(App and web page records)
--- START ---

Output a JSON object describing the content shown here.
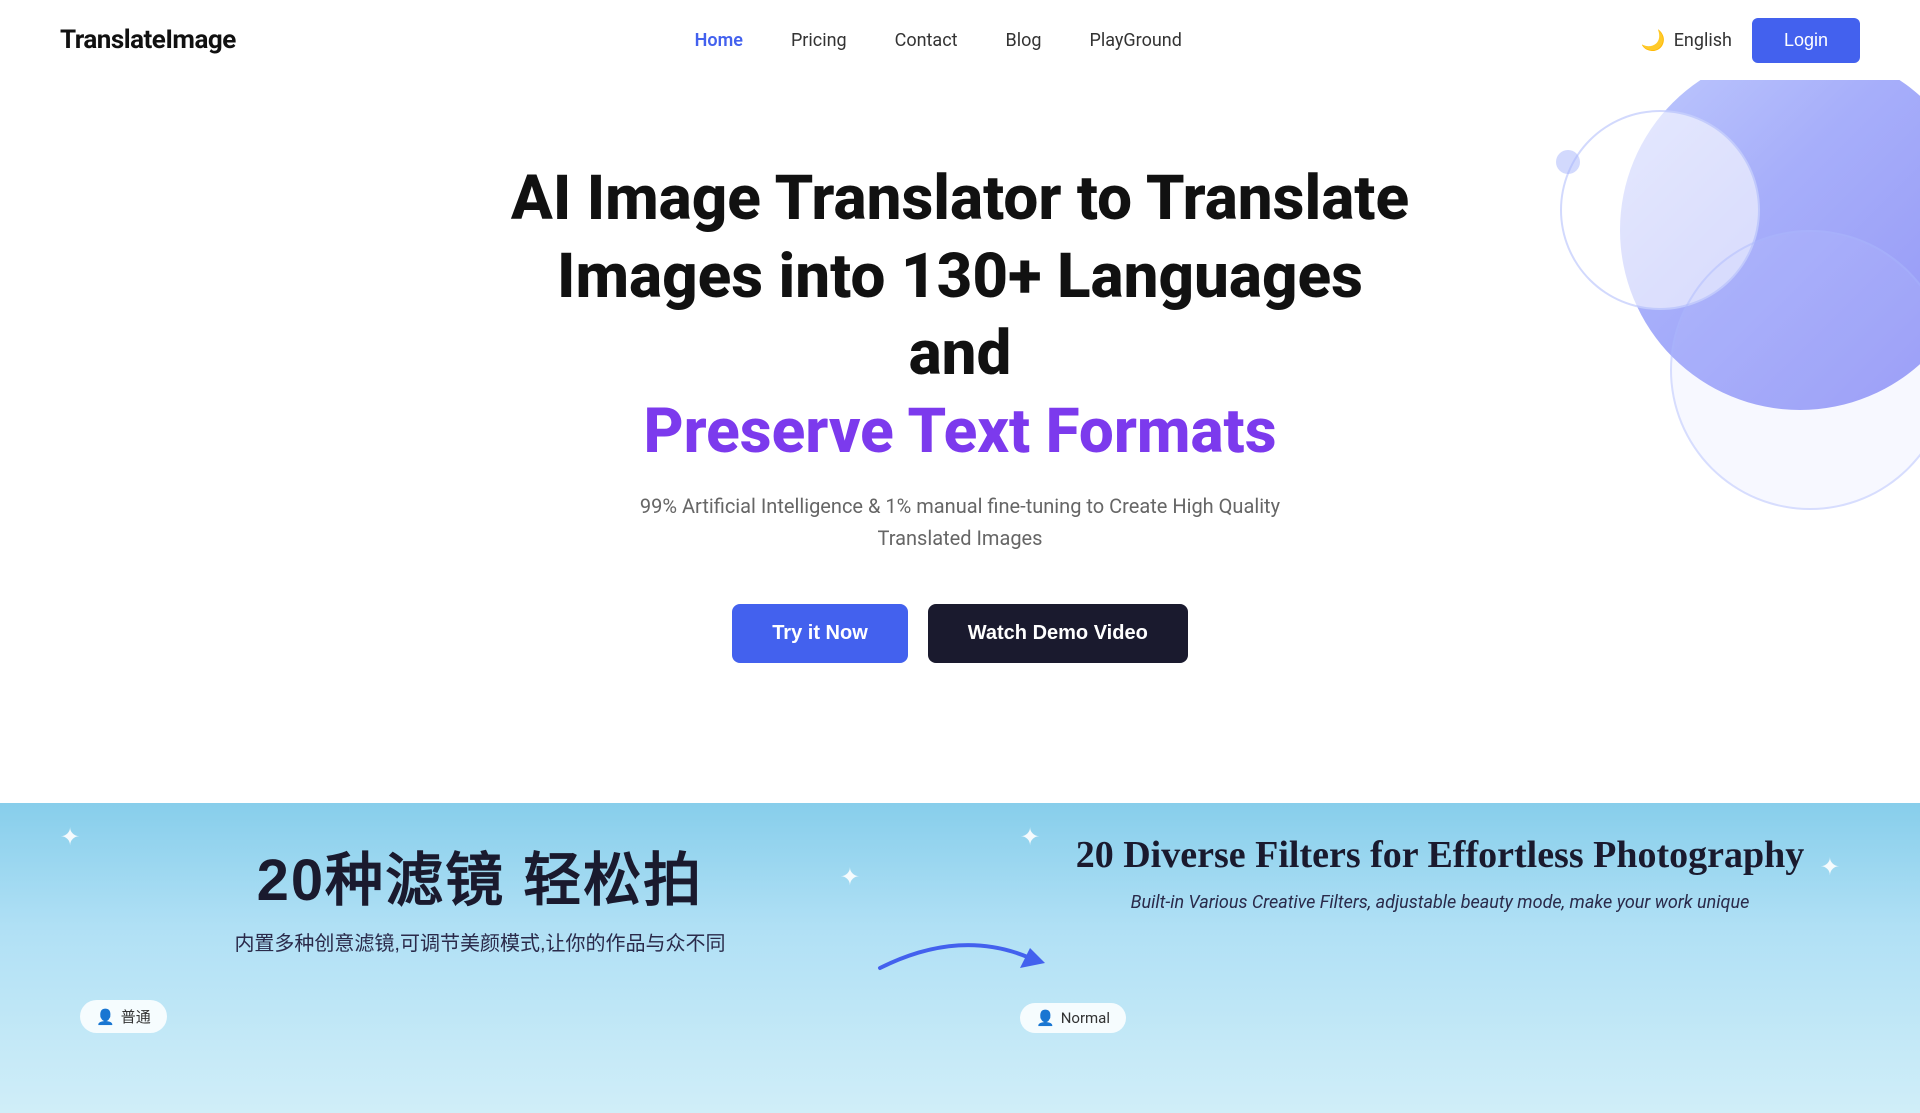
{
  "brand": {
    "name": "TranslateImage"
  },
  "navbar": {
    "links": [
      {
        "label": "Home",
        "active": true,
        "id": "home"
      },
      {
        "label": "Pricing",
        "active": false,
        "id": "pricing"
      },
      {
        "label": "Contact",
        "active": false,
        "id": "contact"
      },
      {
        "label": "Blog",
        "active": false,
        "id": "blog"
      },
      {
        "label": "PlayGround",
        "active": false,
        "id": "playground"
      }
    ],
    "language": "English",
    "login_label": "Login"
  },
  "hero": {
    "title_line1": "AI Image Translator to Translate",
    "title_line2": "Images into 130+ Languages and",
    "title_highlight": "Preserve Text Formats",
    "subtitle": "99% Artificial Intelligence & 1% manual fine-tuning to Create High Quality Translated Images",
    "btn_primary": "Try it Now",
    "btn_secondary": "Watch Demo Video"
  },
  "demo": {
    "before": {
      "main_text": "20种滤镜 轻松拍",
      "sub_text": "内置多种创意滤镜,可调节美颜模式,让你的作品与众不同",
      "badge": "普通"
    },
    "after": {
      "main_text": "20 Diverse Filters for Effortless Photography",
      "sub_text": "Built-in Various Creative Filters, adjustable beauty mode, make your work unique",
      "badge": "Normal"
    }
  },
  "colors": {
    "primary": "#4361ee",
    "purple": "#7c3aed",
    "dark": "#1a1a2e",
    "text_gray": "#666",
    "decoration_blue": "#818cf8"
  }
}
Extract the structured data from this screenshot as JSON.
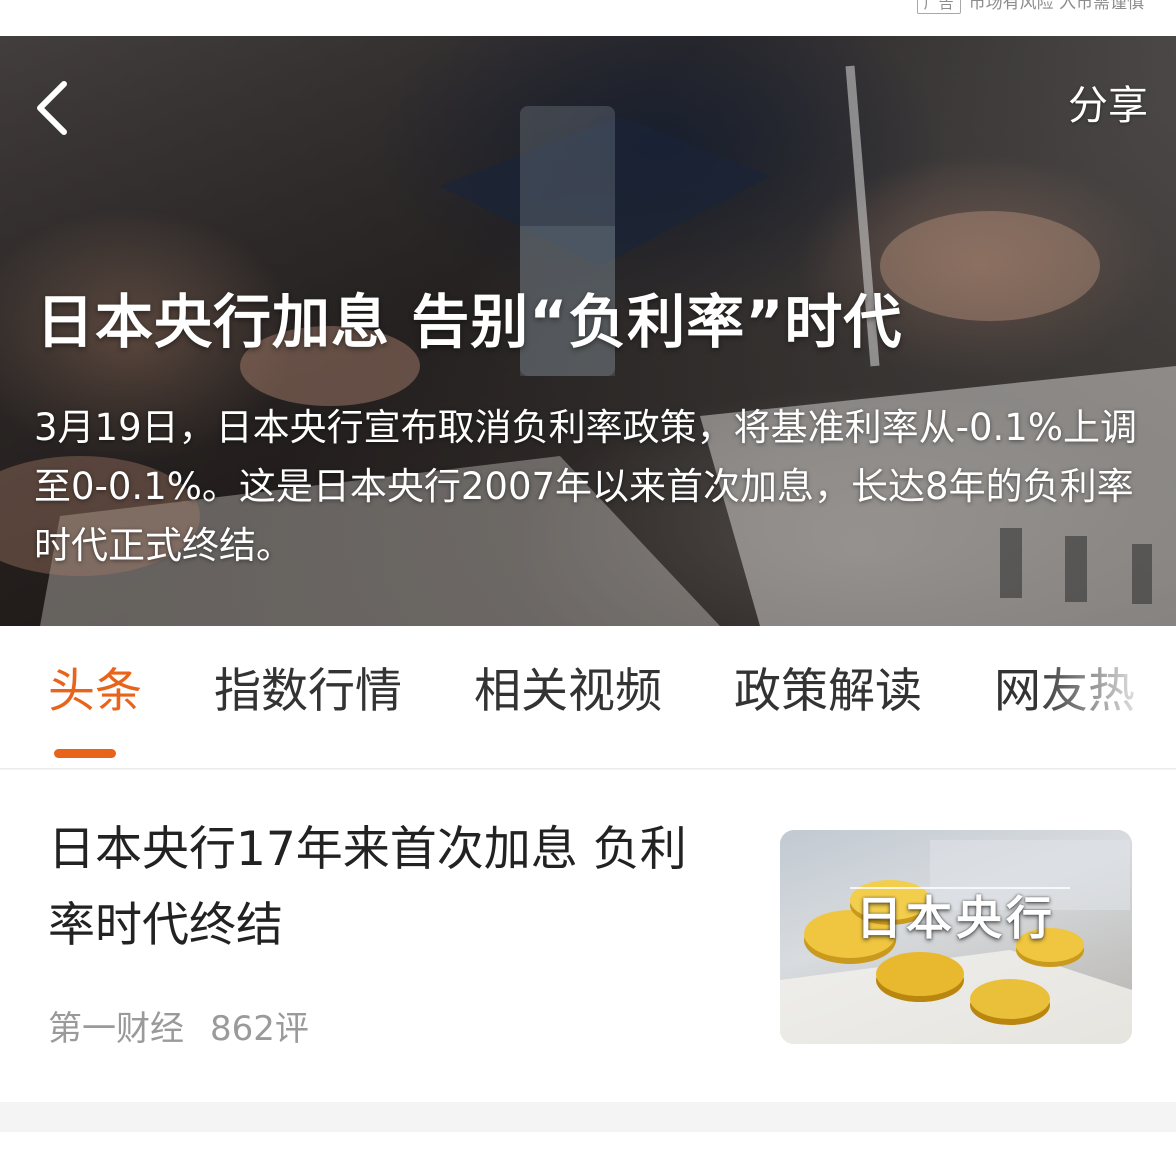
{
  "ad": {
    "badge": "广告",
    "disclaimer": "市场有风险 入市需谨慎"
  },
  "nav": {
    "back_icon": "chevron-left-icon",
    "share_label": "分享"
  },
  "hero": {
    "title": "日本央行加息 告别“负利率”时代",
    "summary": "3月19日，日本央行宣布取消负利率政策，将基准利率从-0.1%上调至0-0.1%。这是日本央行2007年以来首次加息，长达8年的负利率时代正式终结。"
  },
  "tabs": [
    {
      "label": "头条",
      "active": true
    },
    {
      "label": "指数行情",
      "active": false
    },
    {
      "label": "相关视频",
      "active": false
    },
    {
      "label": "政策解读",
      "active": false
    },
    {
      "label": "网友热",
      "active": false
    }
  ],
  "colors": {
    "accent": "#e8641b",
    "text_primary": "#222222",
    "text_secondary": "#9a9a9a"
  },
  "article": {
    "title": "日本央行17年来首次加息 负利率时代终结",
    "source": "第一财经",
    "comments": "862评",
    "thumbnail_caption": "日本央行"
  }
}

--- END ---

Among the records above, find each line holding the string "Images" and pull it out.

    "title_line2": "Images into 130+ Languages and",
    "subtitle": "99% Artificial Intelligence & 1% manual fine-tuning to Create High Quality Translated Images",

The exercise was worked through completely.